Information about the map of Hecataeus of Miletus, who lived about the same period, but a little later, has reached our days. According to her, the world consists of three parts – Europe, Asia, and Libya. All three “continents” are located around the Mediterranean Sea. His map was made based on data from Anaximander.
In his work “Etymology” (VII century), the encyclopedist priest Isidore of Seville portrayed such an idea of the world very similarly. The “T” shape represents the sea, and the “O” represents the ocean. And there is already Africa here.
The father of geography (in fact, he was the first to introduce this term) is considered Eratosthenes, who in the II century BC. wrote a three-volume work, which was called “Geography.” It indicated that the earth has the shape of a ball, and the scientist confirmed this statement with his mathematical calculations. Alas, in its original form, this work did not reach modern scholars – it is known about it from the retellings of Roman authors. Also, the map of Eratosthenes has not survived, but it had an invaluable influence on the studies of medieval geographers.
By the way, it was Eratosthenes who became the first to mark the meridians on the maps – however, these designations were not yet so accurate. And it was he who divided the world into five climatic zones.
The most interesting ancient maps
But such a map was created in 400 BC by the historian Herodotus:
The map of Pomponius Mela – the earliest Roman geographer who wrote the scientific work “Descriptive Geography” – divides the earth into five zones, three of which are uninhabited.
Mela believed that the southern lands of our planet were inaccessible to the northerners since they were separated from the temperate latitudes by an arid territory of unbearable heat.
Like many predecessors, he considered the Caspian Sea to be the gulf of the Northern Ocean. And this is not surprising because in 43 when Pomponius Mela created his work, most of our planet was not studied.
Another exciting find is a mosaic map discovered in Madaba (Jordan) during archaeological excavations of the early Christian church of St. George, which represents ancient Jerusalem. The panel was made around the 6th century. It depicts churches and other structures.
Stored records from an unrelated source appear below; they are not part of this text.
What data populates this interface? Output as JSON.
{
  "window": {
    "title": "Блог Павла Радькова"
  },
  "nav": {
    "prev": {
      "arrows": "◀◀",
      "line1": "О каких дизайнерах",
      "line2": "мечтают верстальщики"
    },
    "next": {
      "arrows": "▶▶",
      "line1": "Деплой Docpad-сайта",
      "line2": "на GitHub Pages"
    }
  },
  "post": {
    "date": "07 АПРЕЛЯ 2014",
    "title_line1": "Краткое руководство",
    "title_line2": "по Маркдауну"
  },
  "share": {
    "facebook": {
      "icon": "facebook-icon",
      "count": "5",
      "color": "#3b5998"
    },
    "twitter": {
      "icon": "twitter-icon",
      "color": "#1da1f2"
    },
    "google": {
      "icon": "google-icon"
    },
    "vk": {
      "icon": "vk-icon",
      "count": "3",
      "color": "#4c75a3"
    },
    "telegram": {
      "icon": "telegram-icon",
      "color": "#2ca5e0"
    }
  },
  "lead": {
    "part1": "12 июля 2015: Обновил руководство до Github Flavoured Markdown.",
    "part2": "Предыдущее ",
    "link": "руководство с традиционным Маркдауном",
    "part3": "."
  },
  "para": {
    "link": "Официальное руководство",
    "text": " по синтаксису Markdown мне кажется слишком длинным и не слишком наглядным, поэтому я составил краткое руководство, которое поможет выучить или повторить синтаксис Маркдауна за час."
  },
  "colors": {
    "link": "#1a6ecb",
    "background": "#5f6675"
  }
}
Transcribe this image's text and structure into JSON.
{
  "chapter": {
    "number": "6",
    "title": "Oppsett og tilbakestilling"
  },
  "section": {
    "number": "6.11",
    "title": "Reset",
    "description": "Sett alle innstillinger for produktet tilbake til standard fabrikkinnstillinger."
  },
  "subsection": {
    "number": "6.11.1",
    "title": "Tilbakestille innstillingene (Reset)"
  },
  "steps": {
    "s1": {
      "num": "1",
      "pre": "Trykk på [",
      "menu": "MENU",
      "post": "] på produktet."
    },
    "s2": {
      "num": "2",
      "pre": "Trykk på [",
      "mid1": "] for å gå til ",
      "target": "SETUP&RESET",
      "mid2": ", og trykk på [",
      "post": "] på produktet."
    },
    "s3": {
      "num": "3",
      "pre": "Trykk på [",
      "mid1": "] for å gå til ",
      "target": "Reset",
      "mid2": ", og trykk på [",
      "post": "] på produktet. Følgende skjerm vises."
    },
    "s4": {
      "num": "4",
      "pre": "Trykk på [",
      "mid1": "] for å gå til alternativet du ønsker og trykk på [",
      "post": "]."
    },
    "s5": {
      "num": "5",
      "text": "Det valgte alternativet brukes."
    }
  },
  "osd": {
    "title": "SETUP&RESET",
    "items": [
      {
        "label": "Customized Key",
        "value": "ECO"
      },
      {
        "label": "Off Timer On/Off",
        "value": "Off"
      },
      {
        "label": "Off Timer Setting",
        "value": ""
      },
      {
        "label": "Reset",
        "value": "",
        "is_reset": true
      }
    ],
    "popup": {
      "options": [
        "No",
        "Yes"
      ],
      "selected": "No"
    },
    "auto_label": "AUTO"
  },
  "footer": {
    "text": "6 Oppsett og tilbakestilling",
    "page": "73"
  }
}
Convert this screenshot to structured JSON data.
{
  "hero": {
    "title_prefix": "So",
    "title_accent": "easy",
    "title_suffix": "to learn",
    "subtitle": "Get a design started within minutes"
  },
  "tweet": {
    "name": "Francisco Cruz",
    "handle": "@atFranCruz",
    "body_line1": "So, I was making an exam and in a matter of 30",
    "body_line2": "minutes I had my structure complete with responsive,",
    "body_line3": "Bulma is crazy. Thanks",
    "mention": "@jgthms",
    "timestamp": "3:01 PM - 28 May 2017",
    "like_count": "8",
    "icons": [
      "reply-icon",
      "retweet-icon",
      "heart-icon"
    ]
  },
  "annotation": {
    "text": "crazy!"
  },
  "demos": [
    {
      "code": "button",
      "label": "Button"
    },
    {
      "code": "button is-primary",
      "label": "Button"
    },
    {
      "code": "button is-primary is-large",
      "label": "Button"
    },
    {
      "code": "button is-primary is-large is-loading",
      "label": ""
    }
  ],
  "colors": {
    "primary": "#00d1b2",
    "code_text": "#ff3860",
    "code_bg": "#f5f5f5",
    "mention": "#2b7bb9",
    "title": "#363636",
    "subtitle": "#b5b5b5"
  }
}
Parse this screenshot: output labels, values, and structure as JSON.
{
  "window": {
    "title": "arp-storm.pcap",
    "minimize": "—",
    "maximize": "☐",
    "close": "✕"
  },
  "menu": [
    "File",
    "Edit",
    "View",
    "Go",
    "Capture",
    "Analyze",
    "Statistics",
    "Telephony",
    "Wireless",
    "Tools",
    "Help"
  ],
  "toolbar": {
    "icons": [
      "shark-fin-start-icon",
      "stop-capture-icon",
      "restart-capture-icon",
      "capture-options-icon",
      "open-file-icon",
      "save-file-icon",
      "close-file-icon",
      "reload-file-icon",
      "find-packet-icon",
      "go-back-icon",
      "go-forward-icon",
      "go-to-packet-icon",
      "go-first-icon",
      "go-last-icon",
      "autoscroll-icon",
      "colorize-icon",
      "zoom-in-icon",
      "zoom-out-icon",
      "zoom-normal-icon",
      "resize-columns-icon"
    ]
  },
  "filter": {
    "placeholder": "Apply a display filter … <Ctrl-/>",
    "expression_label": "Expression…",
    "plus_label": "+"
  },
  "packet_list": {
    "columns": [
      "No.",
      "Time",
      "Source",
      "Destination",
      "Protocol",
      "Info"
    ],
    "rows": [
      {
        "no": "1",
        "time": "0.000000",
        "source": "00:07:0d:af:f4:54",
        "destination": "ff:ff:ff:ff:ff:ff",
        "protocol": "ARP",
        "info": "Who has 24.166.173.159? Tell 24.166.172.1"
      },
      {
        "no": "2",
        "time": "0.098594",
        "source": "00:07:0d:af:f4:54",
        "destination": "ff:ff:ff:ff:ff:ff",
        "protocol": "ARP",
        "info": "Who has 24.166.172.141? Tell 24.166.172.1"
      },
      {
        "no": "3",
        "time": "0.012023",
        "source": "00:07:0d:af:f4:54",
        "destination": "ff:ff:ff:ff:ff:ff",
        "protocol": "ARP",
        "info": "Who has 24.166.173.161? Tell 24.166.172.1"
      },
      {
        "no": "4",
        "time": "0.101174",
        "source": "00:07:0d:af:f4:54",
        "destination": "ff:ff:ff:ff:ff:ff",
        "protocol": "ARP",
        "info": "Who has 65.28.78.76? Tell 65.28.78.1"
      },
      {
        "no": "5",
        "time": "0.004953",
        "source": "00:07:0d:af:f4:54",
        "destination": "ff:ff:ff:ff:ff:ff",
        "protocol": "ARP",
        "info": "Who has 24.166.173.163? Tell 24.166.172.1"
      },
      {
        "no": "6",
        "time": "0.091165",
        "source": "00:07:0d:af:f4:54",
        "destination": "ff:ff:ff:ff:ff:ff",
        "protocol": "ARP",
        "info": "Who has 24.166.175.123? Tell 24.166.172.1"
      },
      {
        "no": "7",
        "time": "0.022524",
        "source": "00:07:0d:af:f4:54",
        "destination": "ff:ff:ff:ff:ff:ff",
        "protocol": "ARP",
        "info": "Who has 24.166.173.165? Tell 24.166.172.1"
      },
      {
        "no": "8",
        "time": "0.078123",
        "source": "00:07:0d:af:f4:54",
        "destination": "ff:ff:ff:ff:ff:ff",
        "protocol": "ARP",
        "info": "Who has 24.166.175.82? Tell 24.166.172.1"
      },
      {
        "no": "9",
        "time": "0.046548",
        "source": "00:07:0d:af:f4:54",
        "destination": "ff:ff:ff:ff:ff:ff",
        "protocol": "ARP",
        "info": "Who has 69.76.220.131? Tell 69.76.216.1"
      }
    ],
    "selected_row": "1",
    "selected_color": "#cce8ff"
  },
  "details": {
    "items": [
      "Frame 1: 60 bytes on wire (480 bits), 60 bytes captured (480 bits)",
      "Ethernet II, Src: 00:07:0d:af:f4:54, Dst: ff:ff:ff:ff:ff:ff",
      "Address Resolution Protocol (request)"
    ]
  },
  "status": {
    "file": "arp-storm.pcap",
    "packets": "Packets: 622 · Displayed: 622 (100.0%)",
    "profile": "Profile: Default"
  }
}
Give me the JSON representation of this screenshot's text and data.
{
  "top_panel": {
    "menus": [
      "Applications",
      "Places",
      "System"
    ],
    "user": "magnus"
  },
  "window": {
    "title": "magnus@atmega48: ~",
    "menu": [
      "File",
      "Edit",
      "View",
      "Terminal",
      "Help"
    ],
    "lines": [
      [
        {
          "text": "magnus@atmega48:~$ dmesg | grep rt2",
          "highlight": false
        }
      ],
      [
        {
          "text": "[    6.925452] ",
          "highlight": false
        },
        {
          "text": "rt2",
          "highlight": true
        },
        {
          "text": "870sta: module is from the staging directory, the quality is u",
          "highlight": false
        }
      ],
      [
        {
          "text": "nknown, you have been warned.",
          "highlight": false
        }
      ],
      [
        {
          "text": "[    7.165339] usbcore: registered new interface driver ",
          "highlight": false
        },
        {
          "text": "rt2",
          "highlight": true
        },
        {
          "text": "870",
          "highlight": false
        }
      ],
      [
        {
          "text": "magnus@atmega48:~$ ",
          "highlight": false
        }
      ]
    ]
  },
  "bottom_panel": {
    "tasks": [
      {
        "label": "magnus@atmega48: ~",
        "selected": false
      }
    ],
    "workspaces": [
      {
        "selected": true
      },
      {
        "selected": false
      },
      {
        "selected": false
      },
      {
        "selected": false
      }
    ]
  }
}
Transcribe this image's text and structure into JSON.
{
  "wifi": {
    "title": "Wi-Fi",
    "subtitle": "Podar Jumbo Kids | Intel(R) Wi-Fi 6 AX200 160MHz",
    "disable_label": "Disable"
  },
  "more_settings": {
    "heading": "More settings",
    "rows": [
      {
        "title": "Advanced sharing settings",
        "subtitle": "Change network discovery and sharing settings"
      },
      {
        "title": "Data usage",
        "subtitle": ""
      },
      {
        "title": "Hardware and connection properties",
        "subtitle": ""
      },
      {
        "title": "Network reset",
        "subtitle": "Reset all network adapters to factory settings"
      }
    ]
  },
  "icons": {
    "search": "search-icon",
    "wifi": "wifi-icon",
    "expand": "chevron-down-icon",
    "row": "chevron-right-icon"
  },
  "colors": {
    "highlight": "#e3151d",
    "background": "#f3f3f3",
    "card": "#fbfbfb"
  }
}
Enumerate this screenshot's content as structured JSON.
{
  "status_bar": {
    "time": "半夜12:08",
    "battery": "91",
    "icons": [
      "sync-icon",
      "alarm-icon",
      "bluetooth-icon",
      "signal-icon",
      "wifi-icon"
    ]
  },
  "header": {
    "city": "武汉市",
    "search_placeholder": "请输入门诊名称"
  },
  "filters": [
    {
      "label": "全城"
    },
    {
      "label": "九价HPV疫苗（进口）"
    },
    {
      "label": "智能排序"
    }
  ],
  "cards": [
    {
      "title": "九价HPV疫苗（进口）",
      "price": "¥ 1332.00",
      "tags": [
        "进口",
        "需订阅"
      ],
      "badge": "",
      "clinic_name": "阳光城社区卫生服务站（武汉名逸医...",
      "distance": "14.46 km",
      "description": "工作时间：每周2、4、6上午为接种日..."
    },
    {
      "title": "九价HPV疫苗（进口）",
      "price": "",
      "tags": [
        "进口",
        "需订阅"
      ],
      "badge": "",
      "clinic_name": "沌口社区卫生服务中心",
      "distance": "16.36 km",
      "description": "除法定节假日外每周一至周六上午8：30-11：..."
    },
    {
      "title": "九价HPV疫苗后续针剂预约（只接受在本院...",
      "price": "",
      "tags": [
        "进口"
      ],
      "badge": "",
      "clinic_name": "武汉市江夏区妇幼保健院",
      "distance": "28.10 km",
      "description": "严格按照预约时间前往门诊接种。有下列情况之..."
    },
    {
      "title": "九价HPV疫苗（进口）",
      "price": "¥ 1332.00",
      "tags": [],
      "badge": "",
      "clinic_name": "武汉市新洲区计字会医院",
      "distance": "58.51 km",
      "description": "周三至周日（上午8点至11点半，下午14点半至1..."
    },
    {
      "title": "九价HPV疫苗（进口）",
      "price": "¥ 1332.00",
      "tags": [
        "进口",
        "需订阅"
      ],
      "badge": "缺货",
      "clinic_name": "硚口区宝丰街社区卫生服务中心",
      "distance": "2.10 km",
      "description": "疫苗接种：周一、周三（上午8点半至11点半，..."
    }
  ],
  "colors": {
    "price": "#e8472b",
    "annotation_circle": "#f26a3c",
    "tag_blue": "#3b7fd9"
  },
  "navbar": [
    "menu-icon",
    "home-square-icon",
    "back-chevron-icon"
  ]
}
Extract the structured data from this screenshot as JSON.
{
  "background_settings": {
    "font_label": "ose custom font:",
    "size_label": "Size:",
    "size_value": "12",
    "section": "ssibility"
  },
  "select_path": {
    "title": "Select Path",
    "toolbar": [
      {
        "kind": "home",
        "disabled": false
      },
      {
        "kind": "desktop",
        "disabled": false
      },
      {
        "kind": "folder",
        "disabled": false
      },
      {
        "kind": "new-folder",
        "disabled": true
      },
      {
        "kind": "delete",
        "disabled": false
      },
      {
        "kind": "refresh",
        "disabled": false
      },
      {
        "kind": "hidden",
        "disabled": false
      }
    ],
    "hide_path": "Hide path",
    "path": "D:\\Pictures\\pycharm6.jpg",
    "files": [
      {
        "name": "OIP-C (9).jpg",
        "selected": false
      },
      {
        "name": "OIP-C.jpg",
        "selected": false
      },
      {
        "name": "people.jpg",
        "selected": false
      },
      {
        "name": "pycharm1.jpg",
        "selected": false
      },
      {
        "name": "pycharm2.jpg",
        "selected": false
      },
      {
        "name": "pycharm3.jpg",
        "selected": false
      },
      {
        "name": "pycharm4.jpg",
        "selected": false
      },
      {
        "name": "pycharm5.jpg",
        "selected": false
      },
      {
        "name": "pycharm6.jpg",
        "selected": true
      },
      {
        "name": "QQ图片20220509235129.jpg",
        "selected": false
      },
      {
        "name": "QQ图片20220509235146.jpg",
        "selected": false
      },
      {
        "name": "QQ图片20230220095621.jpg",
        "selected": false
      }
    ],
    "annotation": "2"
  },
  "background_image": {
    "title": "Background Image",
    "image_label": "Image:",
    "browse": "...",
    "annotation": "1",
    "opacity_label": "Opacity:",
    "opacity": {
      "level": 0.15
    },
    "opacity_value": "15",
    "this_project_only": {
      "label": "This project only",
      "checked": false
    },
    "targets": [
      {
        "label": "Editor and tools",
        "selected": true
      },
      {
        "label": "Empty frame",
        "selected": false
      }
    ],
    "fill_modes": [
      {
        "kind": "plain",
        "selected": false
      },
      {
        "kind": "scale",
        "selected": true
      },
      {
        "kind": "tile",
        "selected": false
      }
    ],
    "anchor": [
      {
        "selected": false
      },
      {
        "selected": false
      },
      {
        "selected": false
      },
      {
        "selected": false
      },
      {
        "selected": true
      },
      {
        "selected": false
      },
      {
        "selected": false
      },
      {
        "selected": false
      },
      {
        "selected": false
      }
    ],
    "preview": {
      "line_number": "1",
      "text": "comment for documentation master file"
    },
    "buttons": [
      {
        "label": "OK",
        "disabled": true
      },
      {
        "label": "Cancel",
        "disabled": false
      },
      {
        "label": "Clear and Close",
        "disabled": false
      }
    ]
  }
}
They are shown so realistically that modern scientists could identify them – for example, the Church of the Holy Sepulcher located in the center is visible. According to scientists, this is the oldest map of the Holy Land.
Ptolemy’s map as a reference point for posterity
The great scientist did excellent work from Alexandria Claudius Ptolemy. In about AD 150, he drew up a map of the world, to which about 30 more separate, more detailed maps were attached. The entire treatise was called The Guide to Geography.
Ptolemy marked the location of even very remote zones – from Egypt to the Scandinavian lands and from the Atlantic to Indochina. This relic was discovered many centuries later, and for a long time, up to the era of geographical discoveries, it was the main cartographic document for travelers and scientists. Subsequently, it was improved.
Continents such as Asia, Europe, and Africa became more formalized on the revised map, and Jerusalem was indicated as the center of the world instead of Babylon.
Ptolemy’s map is divided into equal parts by parallels and meridians. The Mediterranean and the Middle East are portrayed more or less correctly, but Ptolemy’s knowledge of other lands becomes vaguer as Ptolemy moves further south.
For example, he designates the Indian Ocean as an inland sea, and the unexplored part of the African continent in the south expands and surrounds it, connecting with Asia. There is no idea about Antarctica yet – it is “uncharted land.” Well, Asia, in his opinion, was so huge that it even occupied the territory on which, as it turned out many years later, the Pacific Ocean
Recently, the University of Chicago digitized all ancient maps and published a six-volume work on the history of geography and cartography with explanations. This large-scale project on ancient cartography began in the 1980s and, possibly, it will still be complemented by new archaeological and historical finds.